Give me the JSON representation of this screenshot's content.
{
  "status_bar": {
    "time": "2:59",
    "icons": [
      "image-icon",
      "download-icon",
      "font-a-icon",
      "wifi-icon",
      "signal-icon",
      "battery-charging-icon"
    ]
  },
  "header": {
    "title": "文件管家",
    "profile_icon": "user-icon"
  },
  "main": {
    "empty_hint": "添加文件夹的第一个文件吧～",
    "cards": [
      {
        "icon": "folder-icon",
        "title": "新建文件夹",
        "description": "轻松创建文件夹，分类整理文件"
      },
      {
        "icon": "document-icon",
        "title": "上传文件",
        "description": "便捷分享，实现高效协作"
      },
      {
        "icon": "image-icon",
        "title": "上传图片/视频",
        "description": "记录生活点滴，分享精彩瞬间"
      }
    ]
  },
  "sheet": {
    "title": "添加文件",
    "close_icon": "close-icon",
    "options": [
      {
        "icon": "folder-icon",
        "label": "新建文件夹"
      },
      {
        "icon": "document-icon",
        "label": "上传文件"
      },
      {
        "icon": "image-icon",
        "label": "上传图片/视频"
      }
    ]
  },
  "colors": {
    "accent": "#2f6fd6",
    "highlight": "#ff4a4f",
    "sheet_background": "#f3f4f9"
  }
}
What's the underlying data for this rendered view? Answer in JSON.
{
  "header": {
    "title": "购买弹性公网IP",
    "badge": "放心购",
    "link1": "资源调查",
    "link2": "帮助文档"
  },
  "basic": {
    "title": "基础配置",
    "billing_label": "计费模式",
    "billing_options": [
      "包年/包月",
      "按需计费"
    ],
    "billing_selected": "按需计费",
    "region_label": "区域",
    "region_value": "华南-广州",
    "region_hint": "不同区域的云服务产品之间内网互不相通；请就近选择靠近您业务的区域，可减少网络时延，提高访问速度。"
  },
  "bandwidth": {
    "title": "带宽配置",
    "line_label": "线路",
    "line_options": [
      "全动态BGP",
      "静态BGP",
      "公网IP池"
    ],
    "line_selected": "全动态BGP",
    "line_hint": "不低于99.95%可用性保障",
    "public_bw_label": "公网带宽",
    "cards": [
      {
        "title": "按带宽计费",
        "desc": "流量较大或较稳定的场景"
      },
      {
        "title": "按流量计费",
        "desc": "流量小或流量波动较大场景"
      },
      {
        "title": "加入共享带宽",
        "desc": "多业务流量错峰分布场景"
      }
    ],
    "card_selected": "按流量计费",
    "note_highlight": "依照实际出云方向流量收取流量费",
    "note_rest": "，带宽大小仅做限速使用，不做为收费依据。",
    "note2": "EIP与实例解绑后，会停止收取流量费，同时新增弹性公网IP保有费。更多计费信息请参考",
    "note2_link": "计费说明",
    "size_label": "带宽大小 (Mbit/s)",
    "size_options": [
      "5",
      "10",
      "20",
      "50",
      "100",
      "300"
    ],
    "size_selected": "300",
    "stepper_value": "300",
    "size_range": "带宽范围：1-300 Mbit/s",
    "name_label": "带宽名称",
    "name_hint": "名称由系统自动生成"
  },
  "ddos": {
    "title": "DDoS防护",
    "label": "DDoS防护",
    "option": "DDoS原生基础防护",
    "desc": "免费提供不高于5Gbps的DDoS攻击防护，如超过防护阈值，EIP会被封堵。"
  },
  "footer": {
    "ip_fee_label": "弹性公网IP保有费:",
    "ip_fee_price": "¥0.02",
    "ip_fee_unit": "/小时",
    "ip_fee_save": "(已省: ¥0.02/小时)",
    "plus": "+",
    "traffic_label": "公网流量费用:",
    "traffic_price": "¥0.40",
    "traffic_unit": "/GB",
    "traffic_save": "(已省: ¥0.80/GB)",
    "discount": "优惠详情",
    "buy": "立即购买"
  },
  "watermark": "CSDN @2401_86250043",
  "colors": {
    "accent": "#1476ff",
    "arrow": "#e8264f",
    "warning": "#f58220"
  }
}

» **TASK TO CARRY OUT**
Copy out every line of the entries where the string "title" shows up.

» **RESPONSE TO THIS TASK**
    "title": "文件管家",
        "title": "新建文件夹",
        "title": "上传文件",
        "title": "上传图片/视频",
    "title": "添加文件",
    "title": "购买弹性公网IP",
    "title": "基础配置",
    "title": "带宽配置",
        "title": "按带宽计费",
        "title": "按流量计费",
        "title": "加入共享带宽",
    "title": "DDoS防护",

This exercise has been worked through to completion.